The amount of water charities around the world seem to grow exponentially every year.  Many of these organizations are both headquartered and focused on serving foreign countries, making seeing the effect of your donation difficult. However, Wisconsin based CannedWater4Kids is changing all that. They have created an attractive, visible product by manufacturing colorful aluminum cans filled with purified drinking water. They hope that these cans will not only provide fresh water to children in need, but will soon serve as the symbol of clean water awareness. With $0.95 cents of every dollar donated guaranteed to go directly to those children who need fresh water, you can be ensured that your hard earned dollars are going towards doing the most good.

So why aluminum cans? There are many reasons, but it is primarily due to the fact that more and more people understand the importance of recycling to ensure global sustainability. Therefore, the aluminum can serves as a recognizable, economical, and safe way to bring clean, purified water to kids in need around the world.  Also, aluminum cans have a small environmental footprint, maintain a long shelf life, and can go from the recycling bin to the store shelf in 60 short days.
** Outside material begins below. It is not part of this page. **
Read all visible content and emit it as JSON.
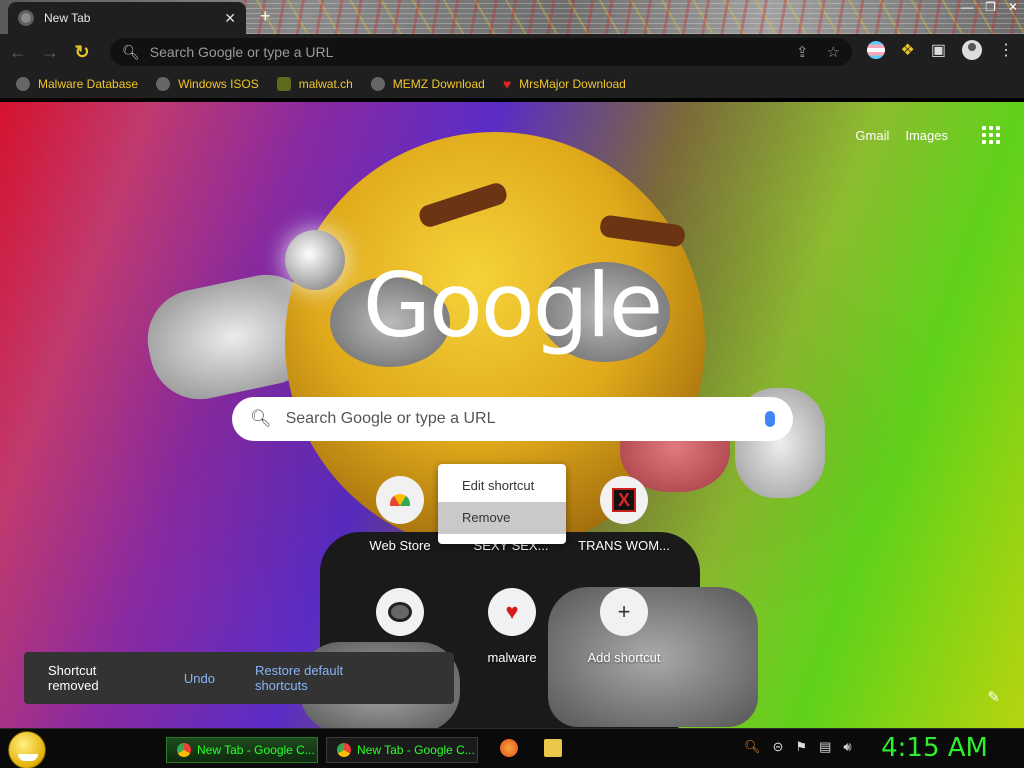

CannedWater4Kids has already made a difference in many places around the world. Shortly after the earthquake in Japan, CannedWater4Kids shipped52,800 cans of purified water to people living in schools, orphanages, and evacuation centers in the Minami-Sanriku area that completely relied on water from outside sources. The charity also works in conjunction with various other organizations including Engineers Without Borders at the University of Wisconsin- Milwaukee.  This group of Engineers is working to build purification plants in the Highlands of Guatemala and they did not forget to bring CannedWater4Kids with them to pass out to the local community.

How can you get involved? As with many other water based charities, monetary donations are always welcome. You can do this over CannedWater4Kids secure website or via snail mail. Another innovative way to get involved is to purchase a colorful 12 or 24 pack case of the purified CannedWater4Kids water. Not only will this serve as an interesting conversation piece at your next family gathering, but the water tastes great and your donation will be going to a more than worthy cause. At just a dollar a can, you can make a donation while getting water that is both purified and eco-friendly. Small business and retail store owners also have the option to stock the water in their store by contacting info@cannedwater4kids.org.

So this week, our charity is CannedWater4Kids. They have created an imaginative, fun product that can be seen as a symbol of water charity consciousness. Priding themselves on doing the most good with your donation dollars, getting involved with CannedWater4Kids is a great way to begin working with water charities.

 

Through the Drinking Glass: Are You Drinking Too Much Water a Day?

At some point in our lives we’ve heard that we should drink around six to eight glasses of water a day. It’s a recommendation that’s rarely challenged and championed by many health advocates. But where exactly do the numbers come from and why? Dr. Margaret McCartney, a general practitioner from Scotland, is challenging the 8-glasses-a-day rule and recently published her thoughts in an article entitled “Waterlogged?” in the British Medical Journal.

Dr. McCartney describes the notion that “we don’t drink enough water” as “thoroughly debunked nonsense,” and that having too much water could be unhealthy. She notes that the recommendation to drink six to eight glasses of water a day is supported by many health officials and organizations, including the NHS (National Health Service). The NHS Choices website even states on its website that we should “try to drink about six to eight glasses of water (or other fluids) a day to prevent dehydration. When the weather is warm or when we get active, we may need more.”

McCartney’s claim is bold, no doubt, but she cites two major sources as evidence. First, Heinz Valtin wrote in the American Journal of Physiology in 2002 that that there is “no scientific evidence that we need to drink that much [water]” and that the “recommendation could be harmful.” Also, a 2008 editiorial in the Journal of the American Society of Nephrology stated that “there is no clear evidence of benefit from drinking increased amounts of water…there is simply a lack of evidence in general.”

Others are rushing to support Dr. McCartney’s assertions and are relieved that she’s contributing to this ongoing conversation. The Guardian notes that “we humans are pretty good at regulating our own water intake. When we need to replace fluid there’s this highly accurate mechanism called thirst that prompts us to have a drink.”

A unique idea…drink only when you’re thirsty.